▶ WORK TASK
Reproduce the data in full, exactly as it appears.

▶ EXERCISE INPUT
=====

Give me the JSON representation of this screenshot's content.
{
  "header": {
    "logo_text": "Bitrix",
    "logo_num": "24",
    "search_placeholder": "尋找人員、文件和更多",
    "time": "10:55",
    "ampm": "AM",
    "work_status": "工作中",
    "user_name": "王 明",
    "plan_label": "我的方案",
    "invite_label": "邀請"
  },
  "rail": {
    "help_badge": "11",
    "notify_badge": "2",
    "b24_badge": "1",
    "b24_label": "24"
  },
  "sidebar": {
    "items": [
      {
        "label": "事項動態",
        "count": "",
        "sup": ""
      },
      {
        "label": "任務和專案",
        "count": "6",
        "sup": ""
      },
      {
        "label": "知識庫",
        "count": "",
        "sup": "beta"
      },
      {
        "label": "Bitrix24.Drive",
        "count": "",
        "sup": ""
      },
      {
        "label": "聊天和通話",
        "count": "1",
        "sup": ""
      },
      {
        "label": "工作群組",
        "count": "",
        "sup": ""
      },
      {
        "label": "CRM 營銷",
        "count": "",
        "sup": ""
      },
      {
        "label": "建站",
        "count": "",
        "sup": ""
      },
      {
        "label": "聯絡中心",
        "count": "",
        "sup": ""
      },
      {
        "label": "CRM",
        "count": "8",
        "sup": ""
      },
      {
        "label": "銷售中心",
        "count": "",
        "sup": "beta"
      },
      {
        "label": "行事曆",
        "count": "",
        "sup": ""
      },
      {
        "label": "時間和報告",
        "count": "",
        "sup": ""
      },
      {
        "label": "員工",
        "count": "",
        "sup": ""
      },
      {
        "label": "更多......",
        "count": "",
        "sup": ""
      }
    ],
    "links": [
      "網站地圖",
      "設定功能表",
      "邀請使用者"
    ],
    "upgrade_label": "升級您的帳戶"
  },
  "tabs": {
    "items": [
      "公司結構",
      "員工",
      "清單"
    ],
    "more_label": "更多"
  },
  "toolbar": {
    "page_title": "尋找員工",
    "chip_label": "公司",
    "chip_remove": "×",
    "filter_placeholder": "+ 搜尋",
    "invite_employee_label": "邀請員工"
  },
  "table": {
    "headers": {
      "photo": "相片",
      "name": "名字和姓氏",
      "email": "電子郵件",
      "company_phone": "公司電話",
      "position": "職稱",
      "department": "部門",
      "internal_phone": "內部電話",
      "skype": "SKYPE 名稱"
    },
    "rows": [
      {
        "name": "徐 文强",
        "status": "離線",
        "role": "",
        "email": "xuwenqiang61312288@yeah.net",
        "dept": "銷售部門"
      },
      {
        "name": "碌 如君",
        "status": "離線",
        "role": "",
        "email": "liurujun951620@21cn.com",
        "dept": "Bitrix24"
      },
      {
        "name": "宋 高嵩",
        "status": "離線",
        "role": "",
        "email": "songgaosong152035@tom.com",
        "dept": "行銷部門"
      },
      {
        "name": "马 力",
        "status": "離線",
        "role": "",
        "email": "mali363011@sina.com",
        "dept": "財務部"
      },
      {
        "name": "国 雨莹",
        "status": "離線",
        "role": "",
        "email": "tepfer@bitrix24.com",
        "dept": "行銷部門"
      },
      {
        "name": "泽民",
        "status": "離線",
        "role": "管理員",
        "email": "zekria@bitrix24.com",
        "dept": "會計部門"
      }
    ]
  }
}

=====

▶ ANSWER TO THE EXERCISE
Give me the JSON representation of this screenshot's content.
{
  "header": {
    "logo_text": "Bitrix",
    "logo_num": "24",
    "search_placeholder": "尋找人員、文件和更多",
    "time": "10:55",
    "ampm": "AM",
    "work_status": "工作中",
    "user_name": "王 明",
    "plan_label": "我的方案",
    "invite_label": "邀請"
  },
  "rail": {
    "help_badge": "11",
    "notify_badge": "2",
    "b24_badge": "1",
    "b24_label": "24"
  },
  "sidebar": {
    "items": [
      {
        "label": "事項動態",
        "count": "",
        "sup": ""
      },
      {
        "label": "任務和專案",
        "count": "6",
        "sup": ""
      },
      {
        "label": "知識庫",
        "count": "",
        "sup": "beta"
      },
      {
        "label": "Bitrix24.Drive",
        "count": "",
        "sup": ""
      },
      {
        "label": "聊天和通話",
        "count": "1",
        "sup": ""
      },
      {
        "label": "工作群組",
        "count": "",
        "sup": ""
      },
      {
        "label": "CRM 營銷",
        "count": "",
        "sup": ""
      },
      {
        "label": "建站",
        "count": "",
        "sup": ""
      },
      {
        "label": "聯絡中心",
        "count": "",
        "sup": ""
      },
      {
        "label": "CRM",
        "count": "8",
        "sup": ""
      },
      {
        "label": "銷售中心",
        "count": "",
        "sup": "beta"
      },
      {
        "label": "行事曆",
        "count": "",
        "sup": ""
      },
      {
        "label": "時間和報告",
        "count": "",
        "sup": ""
      },
      {
        "label": "員工",
        "count": "",
        "sup": ""
      },
      {
        "label": "更多......",
        "count": "",
        "sup": ""
      }
    ],
    "links": [
      "網站地圖",
      "設定功能表",
      "邀請使用者"
    ],
    "upgrade_label": "升級您的帳戶"
  },
  "tabs": {
    "items": [
      "公司結構",
      "員工",
      "清單"
    ],
    "more_label": "更多"
  },
  "toolbar": {
    "page_title": "尋找員工",
    "chip_label": "公司",
    "chip_remove": "×",
    "filter_placeholder": "+ 搜尋",
    "invite_employee_label": "邀請員工"
  },
  "table": {
    "headers": {
      "photo": "相片",
      "name": "名字和姓氏",
      "email": "電子郵件",
      "company_phone": "公司電話",
      "position": "職稱",
      "department": "部門",
      "internal_phone": "內部電話",
      "skype": "SKYPE 名稱"
    },
    "rows": [
      {
        "name": "徐 文强",
        "status": "離線",
        "role": "",
        "email": "xuwenqiang61312288@yeah.net",
        "dept": "銷售部門"
      },
      {
        "name": "碌 如君",
        "status": "離線",
        "role": "",
        "email": "liurujun951620@21cn.com",
        "dept": "Bitrix24"
      },
      {
        "name": "宋 高嵩",
        "status": "離線",
        "role": "",
        "email": "songgaosong152035@tom.com",
        "dept": "行銷部門"
      },
      {
        "name": "马 力",
        "status": "離線",
        "role": "",
        "email": "mali363011@sina.com",
        "dept": "財務部"
      },
      {
        "name": "国 雨莹",
        "status": "離線",
        "role": "",
        "email": "tepfer@bitrix24.com",
        "dept": "行銷部門"
      },
      {
        "name": "泽民",
        "status": "離線",
        "role": "管理員",
        "email": "zekria@bitrix24.com",
        "dept": "會計部門"
      }
    ]
  }
}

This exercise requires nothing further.